South Korea US joint drills
North Korea has urged South to stop conducting military drills as it threatens the stability in the Korean peninsula. In this image, South Korea and U.S. ships are seen conducting a joint exercise in the East Sea, Nov. 12, 2017. South Korean Defense Ministry via Getty Images

South Korea’s military drills, which would take place later in 2019, has upset its neighbor North Korea. Pyongyang's official newspaper, Rodong Sinmun, on Monday said the drills could undo efforts aimed at a robust diplomatic relation between the two nations.

"It is not something that can be easily overlooked that military authorities in South Korea have conducted war exercises from early this year by mobilizing a huge number of troops," the North Korean newspaper said in an article, Yonhap reported."They are a dangerous military action that runs counter to the current trend to move toward our people's reconciliation, peace and stability," the daily said.

South Korea and nine other Association of Southeast Asian Nations (ASEAN) countries would take part in the joint maritime drills scheduled to take place between April 29 and May 13.

Reports have also cast doubt on Japan’s participation in the military drills. The 2019 edition of the ASEAN maritime exercise would be jointly handled by South Korea and Singapore. The drills would begin in Busan, a South Korean port city located in the south-eastern part of the country. It would then move to Singapore. Japan was expected to skip the first half of the exchange which would take place in the Korean peninsula.

According to Rodong Sinmun, South Korea's proposed increase in military cost and purchase of stealth fighter jets have also irked Pyongyang. It echoed the sentiments of North Korean leader Kim Jong Un, who during his New Year's Day address, slammed Seoul for conducting joint military drills with the United States.

In its report, the paper identified South Korea's ambition to strengthen its defense as the main reason which has soured bilateral relations.

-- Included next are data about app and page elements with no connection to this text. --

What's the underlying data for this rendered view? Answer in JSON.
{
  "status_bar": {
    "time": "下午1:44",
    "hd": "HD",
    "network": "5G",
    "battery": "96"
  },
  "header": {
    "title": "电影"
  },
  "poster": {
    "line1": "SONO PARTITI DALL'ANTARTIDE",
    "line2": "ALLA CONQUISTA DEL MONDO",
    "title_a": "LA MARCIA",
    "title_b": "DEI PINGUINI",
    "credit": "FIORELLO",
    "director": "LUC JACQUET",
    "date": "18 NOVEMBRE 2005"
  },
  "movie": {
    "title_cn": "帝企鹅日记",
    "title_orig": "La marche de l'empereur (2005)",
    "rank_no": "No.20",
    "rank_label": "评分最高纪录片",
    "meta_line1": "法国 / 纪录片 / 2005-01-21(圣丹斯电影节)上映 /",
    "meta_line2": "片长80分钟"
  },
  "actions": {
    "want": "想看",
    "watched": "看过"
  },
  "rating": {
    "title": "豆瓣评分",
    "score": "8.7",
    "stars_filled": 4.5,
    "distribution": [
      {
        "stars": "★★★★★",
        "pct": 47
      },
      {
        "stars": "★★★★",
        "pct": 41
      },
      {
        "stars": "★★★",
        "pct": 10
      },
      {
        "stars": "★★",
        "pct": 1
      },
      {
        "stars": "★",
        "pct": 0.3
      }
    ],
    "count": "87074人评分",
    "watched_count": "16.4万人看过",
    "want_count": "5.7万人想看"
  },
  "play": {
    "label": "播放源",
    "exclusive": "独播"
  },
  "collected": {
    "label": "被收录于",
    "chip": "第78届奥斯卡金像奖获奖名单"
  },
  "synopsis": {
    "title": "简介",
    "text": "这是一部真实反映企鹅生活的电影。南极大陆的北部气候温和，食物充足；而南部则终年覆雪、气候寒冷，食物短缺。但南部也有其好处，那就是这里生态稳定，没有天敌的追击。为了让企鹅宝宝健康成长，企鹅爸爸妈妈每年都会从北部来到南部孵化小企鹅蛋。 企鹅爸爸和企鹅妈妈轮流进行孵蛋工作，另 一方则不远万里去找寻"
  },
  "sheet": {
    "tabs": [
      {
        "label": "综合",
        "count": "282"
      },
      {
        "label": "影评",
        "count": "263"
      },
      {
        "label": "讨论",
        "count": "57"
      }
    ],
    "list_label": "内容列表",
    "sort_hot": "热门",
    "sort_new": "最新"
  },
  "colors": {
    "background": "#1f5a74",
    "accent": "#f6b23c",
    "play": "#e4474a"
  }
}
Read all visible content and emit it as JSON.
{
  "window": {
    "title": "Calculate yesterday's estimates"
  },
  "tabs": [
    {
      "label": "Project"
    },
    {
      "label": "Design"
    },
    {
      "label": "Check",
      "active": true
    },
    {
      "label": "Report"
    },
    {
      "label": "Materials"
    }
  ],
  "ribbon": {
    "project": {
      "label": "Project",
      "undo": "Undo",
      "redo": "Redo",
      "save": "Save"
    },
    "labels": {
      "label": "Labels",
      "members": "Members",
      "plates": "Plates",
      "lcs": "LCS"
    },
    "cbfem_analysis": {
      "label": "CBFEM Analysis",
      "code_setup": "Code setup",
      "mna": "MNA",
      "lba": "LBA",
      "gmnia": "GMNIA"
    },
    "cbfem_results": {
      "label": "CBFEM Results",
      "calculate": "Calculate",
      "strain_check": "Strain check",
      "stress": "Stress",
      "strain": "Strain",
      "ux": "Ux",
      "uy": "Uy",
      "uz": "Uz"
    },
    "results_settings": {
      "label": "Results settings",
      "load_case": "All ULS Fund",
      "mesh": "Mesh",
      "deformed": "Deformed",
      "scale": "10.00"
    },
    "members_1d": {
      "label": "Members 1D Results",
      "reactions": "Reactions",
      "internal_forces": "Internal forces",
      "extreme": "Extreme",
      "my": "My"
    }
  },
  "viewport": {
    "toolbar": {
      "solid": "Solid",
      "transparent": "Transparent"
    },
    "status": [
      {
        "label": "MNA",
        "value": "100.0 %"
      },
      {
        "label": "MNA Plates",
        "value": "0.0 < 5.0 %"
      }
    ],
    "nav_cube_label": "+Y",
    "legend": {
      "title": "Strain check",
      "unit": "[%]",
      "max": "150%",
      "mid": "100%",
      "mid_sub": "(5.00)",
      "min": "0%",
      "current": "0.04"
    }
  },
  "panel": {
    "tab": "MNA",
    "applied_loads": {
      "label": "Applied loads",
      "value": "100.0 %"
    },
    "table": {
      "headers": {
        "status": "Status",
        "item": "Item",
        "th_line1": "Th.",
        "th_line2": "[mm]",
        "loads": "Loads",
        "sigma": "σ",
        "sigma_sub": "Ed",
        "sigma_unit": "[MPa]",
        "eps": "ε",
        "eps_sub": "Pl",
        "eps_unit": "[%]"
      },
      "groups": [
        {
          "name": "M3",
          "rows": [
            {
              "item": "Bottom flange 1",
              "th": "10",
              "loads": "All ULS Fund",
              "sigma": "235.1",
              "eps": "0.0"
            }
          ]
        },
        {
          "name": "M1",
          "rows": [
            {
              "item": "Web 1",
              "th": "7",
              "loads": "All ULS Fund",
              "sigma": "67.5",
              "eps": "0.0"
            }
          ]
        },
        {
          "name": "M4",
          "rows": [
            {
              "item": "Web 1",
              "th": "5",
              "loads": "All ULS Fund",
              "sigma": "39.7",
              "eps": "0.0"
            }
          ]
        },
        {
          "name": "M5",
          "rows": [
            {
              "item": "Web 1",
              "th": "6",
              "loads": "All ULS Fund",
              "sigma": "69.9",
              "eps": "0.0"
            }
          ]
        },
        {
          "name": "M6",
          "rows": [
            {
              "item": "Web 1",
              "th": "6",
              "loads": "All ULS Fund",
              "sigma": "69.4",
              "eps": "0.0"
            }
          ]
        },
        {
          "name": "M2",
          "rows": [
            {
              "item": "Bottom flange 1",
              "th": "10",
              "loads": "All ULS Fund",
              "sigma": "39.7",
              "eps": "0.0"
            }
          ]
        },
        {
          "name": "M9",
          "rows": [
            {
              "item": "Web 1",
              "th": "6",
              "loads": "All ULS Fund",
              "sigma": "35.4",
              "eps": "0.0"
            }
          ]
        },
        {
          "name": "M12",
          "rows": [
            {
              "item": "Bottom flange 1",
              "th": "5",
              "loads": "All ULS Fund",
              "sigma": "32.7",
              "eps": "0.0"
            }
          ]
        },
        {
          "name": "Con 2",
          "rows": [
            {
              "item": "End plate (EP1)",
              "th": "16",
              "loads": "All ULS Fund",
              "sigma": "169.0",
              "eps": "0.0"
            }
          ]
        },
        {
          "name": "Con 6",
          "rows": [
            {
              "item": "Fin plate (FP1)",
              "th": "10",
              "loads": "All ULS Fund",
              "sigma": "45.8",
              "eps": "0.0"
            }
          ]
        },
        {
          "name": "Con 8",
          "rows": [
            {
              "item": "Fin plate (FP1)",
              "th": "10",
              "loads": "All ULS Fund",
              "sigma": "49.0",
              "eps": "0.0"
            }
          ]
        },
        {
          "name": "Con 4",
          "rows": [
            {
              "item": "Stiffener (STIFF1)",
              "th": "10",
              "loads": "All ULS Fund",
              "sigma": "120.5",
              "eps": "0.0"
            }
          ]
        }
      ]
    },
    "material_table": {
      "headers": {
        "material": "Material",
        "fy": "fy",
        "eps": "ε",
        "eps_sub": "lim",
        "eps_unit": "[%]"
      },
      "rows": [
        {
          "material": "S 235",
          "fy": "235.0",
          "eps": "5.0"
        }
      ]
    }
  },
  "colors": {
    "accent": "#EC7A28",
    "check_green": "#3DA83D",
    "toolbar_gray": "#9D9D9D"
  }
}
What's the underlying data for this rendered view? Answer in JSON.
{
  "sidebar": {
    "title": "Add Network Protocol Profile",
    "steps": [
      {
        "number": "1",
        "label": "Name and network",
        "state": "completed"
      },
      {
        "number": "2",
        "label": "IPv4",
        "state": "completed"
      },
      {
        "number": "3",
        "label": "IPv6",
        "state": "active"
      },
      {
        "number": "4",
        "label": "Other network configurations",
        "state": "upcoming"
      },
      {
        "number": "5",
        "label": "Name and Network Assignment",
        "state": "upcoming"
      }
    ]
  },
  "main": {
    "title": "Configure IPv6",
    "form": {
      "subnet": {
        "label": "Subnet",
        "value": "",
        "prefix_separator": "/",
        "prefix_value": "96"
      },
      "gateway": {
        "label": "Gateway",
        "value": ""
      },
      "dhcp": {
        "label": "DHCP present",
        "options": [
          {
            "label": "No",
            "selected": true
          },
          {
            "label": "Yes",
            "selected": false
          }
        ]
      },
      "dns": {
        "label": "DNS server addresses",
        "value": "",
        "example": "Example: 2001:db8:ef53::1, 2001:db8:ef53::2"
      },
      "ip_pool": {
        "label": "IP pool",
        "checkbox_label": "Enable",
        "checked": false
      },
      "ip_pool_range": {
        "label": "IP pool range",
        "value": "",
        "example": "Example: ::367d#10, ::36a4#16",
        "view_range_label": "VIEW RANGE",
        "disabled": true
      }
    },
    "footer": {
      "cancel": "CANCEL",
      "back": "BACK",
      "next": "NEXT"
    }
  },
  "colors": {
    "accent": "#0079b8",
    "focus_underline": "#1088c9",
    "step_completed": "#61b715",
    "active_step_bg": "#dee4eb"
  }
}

A North Korean propaganda outlet has also warned Seoul against any military confrontation. Uriminzokkiri, the outlet, has said such developments would hinder bilateral progress made during the recent months.

Meanwhile, South Korea’s diplomatic row with Japan deepened Sunday after the former's commander of navy’s First Fleet cancelled his trip to Tokyo.

Rear Adm. Kim Myung Soo was to visit Japan in February. However, notifying about the development, a South Korean military official told Yonhap, "It is our turn to send our navy officer to Japan. But we have notified Japan of our decision not to send any this year." Presently, Japan and South Korea have a military exchange program in which senior officers pay a visit to each other's nation on alternate years, Japan Today reported.

Reports said tensions between the two nations escalated after Japan allegedly conducted a series of flybys near a South Korean vessel. Japan had accused South Korea of meddling in its operations in December, which was downplayed by the latter. According to Japan, a South Korean warship had targeted one of its navy patrol aircraft in the overlap zone, Yonhap reported.

However, Choi Hyun Soo, a spokeswoman for South Korea’s defense ministry, told reporters the final decision for the event would be taken in February.

"Regarding this exercise, the decision on the participating countries and their plans to dispatch ships has yet to be finalized. There will be a meeting in Busan in late February to make the final decision," she said.